Currently, I am enjoying my yogurt with fruit (fresh and preserves) and bran nuggets for crunch.  I have plans to make a healthy muesli and even a savory mixture for variety.

Why am I bothering with making my own yogurt?  I've read several articles that additional probiotics help lower blood pressure while I continue to take my prescribed medications.  I've also read several articles that probiotics help boost immunity while increasing metabolism.

Please consult your medical professional about this!  I am NOT a doctor nor do I even play one on TV!
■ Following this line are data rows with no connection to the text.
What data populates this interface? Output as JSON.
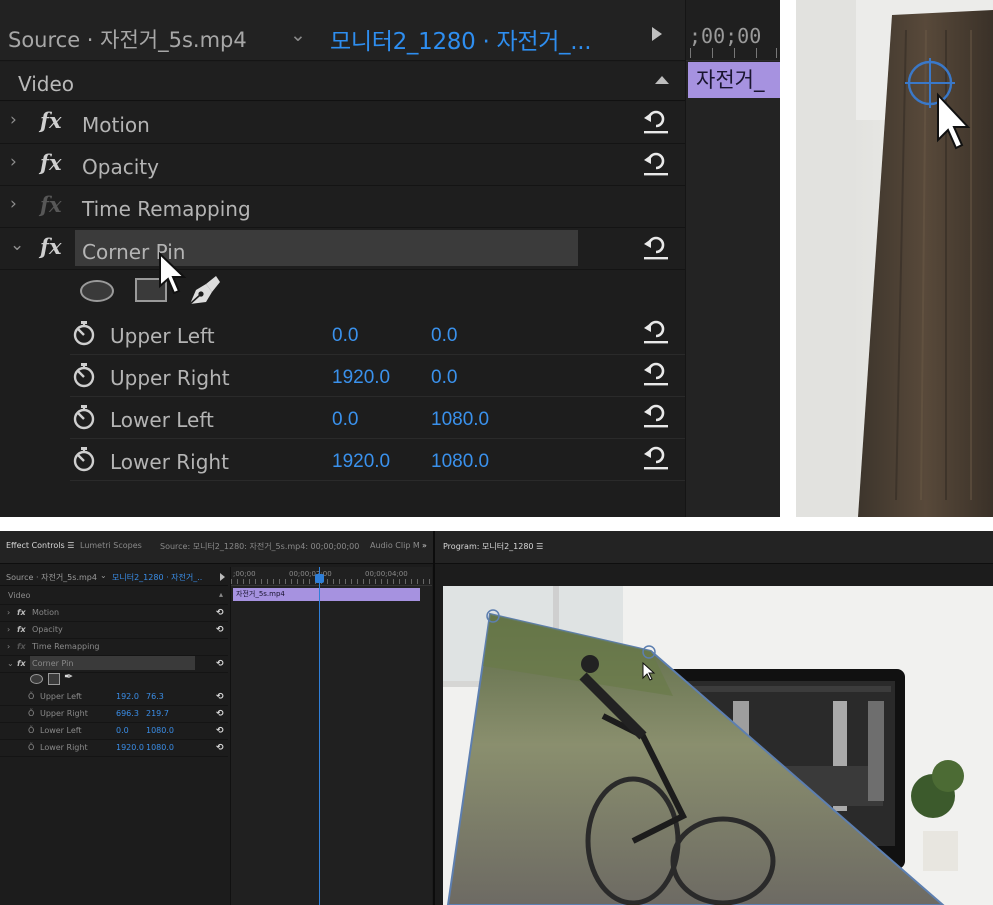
{
  "top_effect_controls": {
    "source_label": "Source · 자전거_5s.mp4",
    "sequence_label": "모니터2_1280 · 자전거_...",
    "timecode": ";00;00",
    "clip_label": "자전거_",
    "video_section": "Video",
    "effects": [
      {
        "name": "Motion",
        "expanded": false,
        "enabled": true
      },
      {
        "name": "Opacity",
        "expanded": false,
        "enabled": true
      },
      {
        "name": "Time Remapping",
        "expanded": false,
        "enabled": false
      },
      {
        "name": "Corner Pin",
        "expanded": true,
        "enabled": true,
        "selected": true
      }
    ],
    "mask_tools": [
      "ellipse-mask-icon",
      "rectangle-mask-icon",
      "pen-mask-icon"
    ],
    "corner_pin_params": [
      {
        "name": "Upper Left",
        "x": "0.0",
        "y": "0.0"
      },
      {
        "name": "Upper Right",
        "x": "1920.0",
        "y": "0.0"
      },
      {
        "name": "Lower Left",
        "x": "0.0",
        "y": "1080.0"
      },
      {
        "name": "Lower Right",
        "x": "1920.0",
        "y": "1080.0"
      }
    ]
  },
  "bottom_screenshot": {
    "tabs": {
      "effect_controls": "Effect Controls ☰",
      "lumetri_scopes": "Lumetri Scopes",
      "source": "Source: 모니터2_1280: 자전거_5s.mp4: 00;00;00;00",
      "audio_clip_mixer": "Audio Clip Mix",
      "overflow": "»",
      "program": "Program: 모니터2_1280 ☰"
    },
    "source_label": "Source · 자전거_5s.mp4",
    "sequence_label": "모니터2_1280 · 자전거_..",
    "timecodes": [
      ";00;00",
      "00;00;02;00",
      "00;00;04;00"
    ],
    "clip_label": "자전거_5s.mp4",
    "video_section": "Video",
    "effects": [
      "Motion",
      "Opacity",
      "Time Remapping",
      "Corner Pin"
    ],
    "corner_pin_params": [
      {
        "name": "Upper Left",
        "x": "192.0",
        "y": "76.3"
      },
      {
        "name": "Upper Right",
        "x": "696.3",
        "y": "219.7"
      },
      {
        "name": "Lower Left",
        "x": "0.0",
        "y": "1080.0"
      },
      {
        "name": "Lower Right",
        "x": "1920.0",
        "y": "1080.0"
      }
    ]
  },
  "colors": {
    "panel_bg": "#1d1d1d",
    "value_blue": "#3a91ec",
    "sequence_blue": "#2e8ef0",
    "clip_purple": "#a692e0",
    "selection_bg": "#3b3b3b"
  }
}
With my next batches, I hope to make some yogurt cheese (Alton Brown makes it sound so easy!) and add some of my home-grown organic garlic and herbs to spread on toast and sandwiches.  I also have my eye on frozen yogurt.  I might even make a yogurt cheesecake!

Healthy, frugal, easy--I encourage you to give this a try!
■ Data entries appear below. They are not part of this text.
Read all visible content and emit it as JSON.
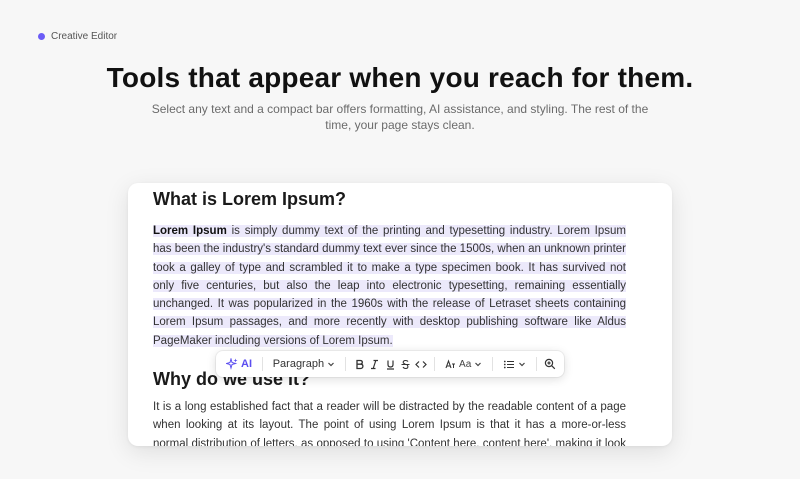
{
  "brand": {
    "label": "Creative Editor",
    "accent": "#6b5cf6"
  },
  "hero": {
    "title": "Tools that appear when you reach for them.",
    "subtitle": "Select any text and a compact bar offers formatting, AI assistance, and styling. The rest of the time, your page stays clean."
  },
  "editor": {
    "heading1": "What is Lorem Ipsum?",
    "para1_bold": "Lorem Ipsum",
    "para1_rest": " is simply dummy text of the printing and typesetting industry. Lorem Ipsum has been the industry's standard dummy text ever since the 1500s, when an unknown printer took a galley of type and scrambled it to make a type specimen book. It has survived not only five centuries, but also the leap into electronic typesetting, remaining essentially unchanged. It was popularized in the 1960s with the release of Letraset sheets containing Lorem Ipsum passages, and more recently with desktop publishing software like Aldus PageMaker including versions of Lorem Ipsum.",
    "heading2": "Why do we use it?",
    "para2": "It is a long established fact that a reader will be distracted by the readable content of a page when looking at its layout. The point of using Lorem Ipsum is that it has a more-or-less normal distribution of letters, as opposed to using 'Content here, content here', making it look like readable English."
  },
  "toolbar": {
    "ai_label": "AI",
    "block_type": "Paragraph",
    "font_label": "Aa",
    "buttons": [
      "bold-icon",
      "italic-icon",
      "underline-icon",
      "strikethrough-icon",
      "code-icon",
      "text-style-icon",
      "list-icon",
      "zoom-icon"
    ],
    "ai_color": "#5b4ef0",
    "highlight_color": "#ece9fb"
  }
}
What about you?  What's cooking in your Savory kitchen!


Monday, January 27, 2014

Warm Up a Winter Dinner with Roasted Vegetables

Squash and zucchini make great partners!
One of my new year's resolutions was to eat more vegetables and, last week, I finally put that plan into motion.  The greengrocer had beautiful produce and I treated myself to an assortment.
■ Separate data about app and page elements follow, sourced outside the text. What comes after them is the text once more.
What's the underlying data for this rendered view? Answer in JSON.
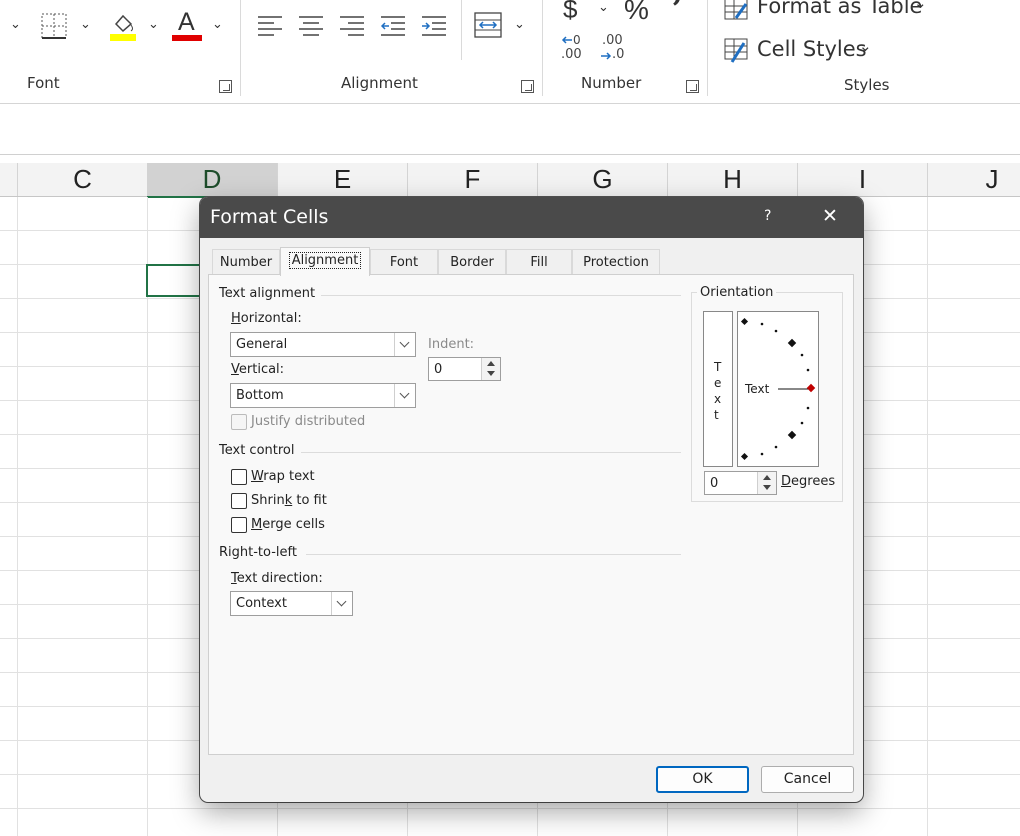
{
  "ribbon": {
    "groups": {
      "font": "Font",
      "alignment": "Alignment",
      "number": "Number",
      "styles": "Styles"
    },
    "number": {
      "currency_symbol": "$",
      "percent_symbol": "%",
      "comma_symbol": "ʼ",
      "increase_decimal": ".00",
      "decrease_decimal": ".0"
    },
    "styles": {
      "format_as_table": "Format as Table",
      "cell_styles": "Cell Styles"
    },
    "font_color_letter": "A",
    "colors": {
      "highlight": "#ffff00",
      "font_color": "#e00000",
      "accent_green": "#217346",
      "primary_blue": "#0067c0"
    }
  },
  "sheet": {
    "columns": [
      "C",
      "D",
      "E",
      "F",
      "G",
      "H",
      "I",
      "J"
    ],
    "selected_column": "D"
  },
  "dialog": {
    "title": "Format Cells",
    "help": "?",
    "close": "✕",
    "tabs": [
      "Number",
      "Alignment",
      "Font",
      "Border",
      "Fill",
      "Protection"
    ],
    "active_tab": "Alignment",
    "text_alignment": {
      "section": "Text alignment",
      "horizontal_label_u": "H",
      "horizontal_label_rest": "orizontal:",
      "horizontal_value": "General",
      "indent_label": "Indent:",
      "indent_value": "0",
      "vertical_label_u": "V",
      "vertical_label_rest": "ertical:",
      "vertical_value": "Bottom",
      "justify_distributed": "Justify distributed"
    },
    "text_control": {
      "section": "Text control",
      "wrap_u": "W",
      "wrap_rest": "rap text",
      "shrink_pre": "Shrin",
      "shrink_u": "k",
      "shrink_rest": " to fit",
      "merge_u": "M",
      "merge_rest": "erge cells"
    },
    "rtl": {
      "section": "Right-to-left",
      "direction_label_u": "T",
      "direction_label_rest": "ext direction:",
      "direction_value": "Context"
    },
    "orientation": {
      "section": "Orientation",
      "vertical_letters": [
        "T",
        "e",
        "x",
        "t"
      ],
      "dial_text": "Text",
      "degrees_value": "0",
      "degrees_label_u": "D",
      "degrees_label_rest": "egrees",
      "pointer_color": "#c00000"
    },
    "buttons": {
      "ok": "OK",
      "cancel": "Cancel"
    }
  }
}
Aside from potatoes, I've never been much of a vegetable eater.  Most of the vegetables I've tried in the past have been boiled to the point of sliminess.   A few years ago, we discovered just how wonderful slimy asparagus was when it was when roasted.  Since then, we've roasted potatoes and mushrooms.  The selection of fresh produce prompted us to try roasting more vegetables.

Roasted brussel sprouts and asparagus
disappear quickly!
Jim was the entremetier.  His recipe for squash is below, and he prepared halved brussel sprouts and asparagus similarly.  The same general technique can be use for potatoes, carrots, mushrooms, and many other "winter" and "summer" vegetables.

Roasted Summer Squash

2 medium to large summer squash, sliced
2 medium to large zucchini, sliced
1 small onion, thinly sliced and separated into rings
2 T. olive oil
1 T. white balsamic vinegar
1 t. salt
1/4 t. pepper

Arrange squash, zucchini and onion into a prepared 9x13 baking dish.  Drizzle them with olive oil and white balsamic vinegar and season with salt and pepper.  Roast on an upper rack in a 400 degree oven until lightly browned, about 30 minutes.

All were wonderful, savory, and very satisfying on a cold, winter evening.  Enjoy!

What's cooking in your Savory kitchen?


Wednesday, January 1, 2014

Dragon's Grilled Chicken Salad

What a great sandwich!
Well, Jim's been in the kitchen again and he came up with a new chicken salad recipe that's too spicy for your grandmother's garden party!  Give this one a try:

Grilled Chicken Salad

6 boneless chicken thighs
1 bottle sesame ginger marinade (Kroger)
4 eggs, hard-boiled, peeled, and chopped
2 dill pickles (diced)
2 T. pecan pieces (chopped)
1 c. seedless red grapes, halved
1 c. mayonnaise with olive oil
1/4 c. sour cream
1 t. spicy mustard
1 T. onion soup mix
1 T. dill weed

Marinate thighs in marinade overnight.  Discard marinade and cook or grill thighs until done.  Let cool, then cut or pull into small pieces.  Mix mayonnaise, sour cream, mustard, onion soup mix, and dill weed and set aside.  Toss together chicken, eggs, pickles, pecans, and grapes before adding mayonnaise mixture.  Mix well, then chill for several hours before enjoying on crusty bread or savory crackers.  Makes about 2 quarts of chicken salad.

Variation:  Substitute sun-dried tomatoes for the grapes!

We hope you enjoy!

What cooking in your Savory kitchen?